Residual error: All ANOVA models have residual variation defined by the variation amongst sampling units within each sample. This is always given by the last mean square in ANOVA tables, and denoted 'ε' (epsilon) in the descriptions of fully replicated models where it represents the error variance for at least some of the treatment effects. Models without full replication may have no degrees of freedom for measuring residual variation (e.g., randomised block, split plot, and repeated measures models).


Error variance is the random variation in the response against which an effect is tested, containing all of the same components of variation estimated in the population except for the test effect. The validity of ANOVA depends on three assumptions about the error variance: (i) that the random variation around fitted values is the same for all sample means of a factor, or across the range of a covariate; (ii) that the residuals contributing to this variation are free to vary independently of each other; (iii) that the residual variation approximates to a normal distribution.

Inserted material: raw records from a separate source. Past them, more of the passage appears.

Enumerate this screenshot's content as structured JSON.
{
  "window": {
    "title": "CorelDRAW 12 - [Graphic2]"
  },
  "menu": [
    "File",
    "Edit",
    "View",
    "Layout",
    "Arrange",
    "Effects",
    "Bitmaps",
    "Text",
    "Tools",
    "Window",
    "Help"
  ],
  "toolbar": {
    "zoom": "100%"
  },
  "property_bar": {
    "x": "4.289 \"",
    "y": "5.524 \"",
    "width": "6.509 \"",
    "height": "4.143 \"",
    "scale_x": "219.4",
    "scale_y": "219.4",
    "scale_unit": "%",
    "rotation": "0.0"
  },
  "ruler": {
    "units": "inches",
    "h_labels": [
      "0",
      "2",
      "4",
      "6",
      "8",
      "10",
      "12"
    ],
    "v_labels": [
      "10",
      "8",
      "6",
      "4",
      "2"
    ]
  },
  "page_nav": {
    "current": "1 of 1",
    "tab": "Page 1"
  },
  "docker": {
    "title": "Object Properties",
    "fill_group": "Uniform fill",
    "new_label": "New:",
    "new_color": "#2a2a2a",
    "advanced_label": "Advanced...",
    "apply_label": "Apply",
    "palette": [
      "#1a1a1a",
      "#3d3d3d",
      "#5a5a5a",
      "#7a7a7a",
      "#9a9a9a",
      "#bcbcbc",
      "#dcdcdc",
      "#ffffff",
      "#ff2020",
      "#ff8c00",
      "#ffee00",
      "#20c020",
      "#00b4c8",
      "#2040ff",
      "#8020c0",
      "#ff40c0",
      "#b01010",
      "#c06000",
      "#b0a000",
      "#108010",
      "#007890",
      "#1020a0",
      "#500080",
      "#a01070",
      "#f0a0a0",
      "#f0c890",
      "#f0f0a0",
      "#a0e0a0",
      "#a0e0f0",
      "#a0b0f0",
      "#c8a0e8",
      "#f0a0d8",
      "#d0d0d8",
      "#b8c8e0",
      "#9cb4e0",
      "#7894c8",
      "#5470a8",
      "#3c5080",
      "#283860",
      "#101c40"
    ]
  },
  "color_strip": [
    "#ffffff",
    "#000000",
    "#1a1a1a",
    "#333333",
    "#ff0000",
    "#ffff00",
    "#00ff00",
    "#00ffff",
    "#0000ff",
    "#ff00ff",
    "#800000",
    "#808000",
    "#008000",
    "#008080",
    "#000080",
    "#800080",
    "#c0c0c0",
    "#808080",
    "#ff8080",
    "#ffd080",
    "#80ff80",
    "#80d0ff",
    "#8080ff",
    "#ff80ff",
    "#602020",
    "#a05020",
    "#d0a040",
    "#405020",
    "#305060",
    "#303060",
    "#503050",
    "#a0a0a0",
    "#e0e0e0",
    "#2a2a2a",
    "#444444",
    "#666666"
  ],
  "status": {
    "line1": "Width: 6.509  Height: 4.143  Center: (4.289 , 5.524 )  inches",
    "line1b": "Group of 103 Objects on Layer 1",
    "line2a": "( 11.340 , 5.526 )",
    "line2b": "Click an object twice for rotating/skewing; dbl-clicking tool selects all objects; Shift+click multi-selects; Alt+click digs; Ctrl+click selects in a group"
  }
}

Doncaster, C. P. & Davey, A. J. H. (2007) Analysis of Variance and Covariance: How to Choose and Construct Models for the Life Sciences. Cambridge: Cambridge University Press.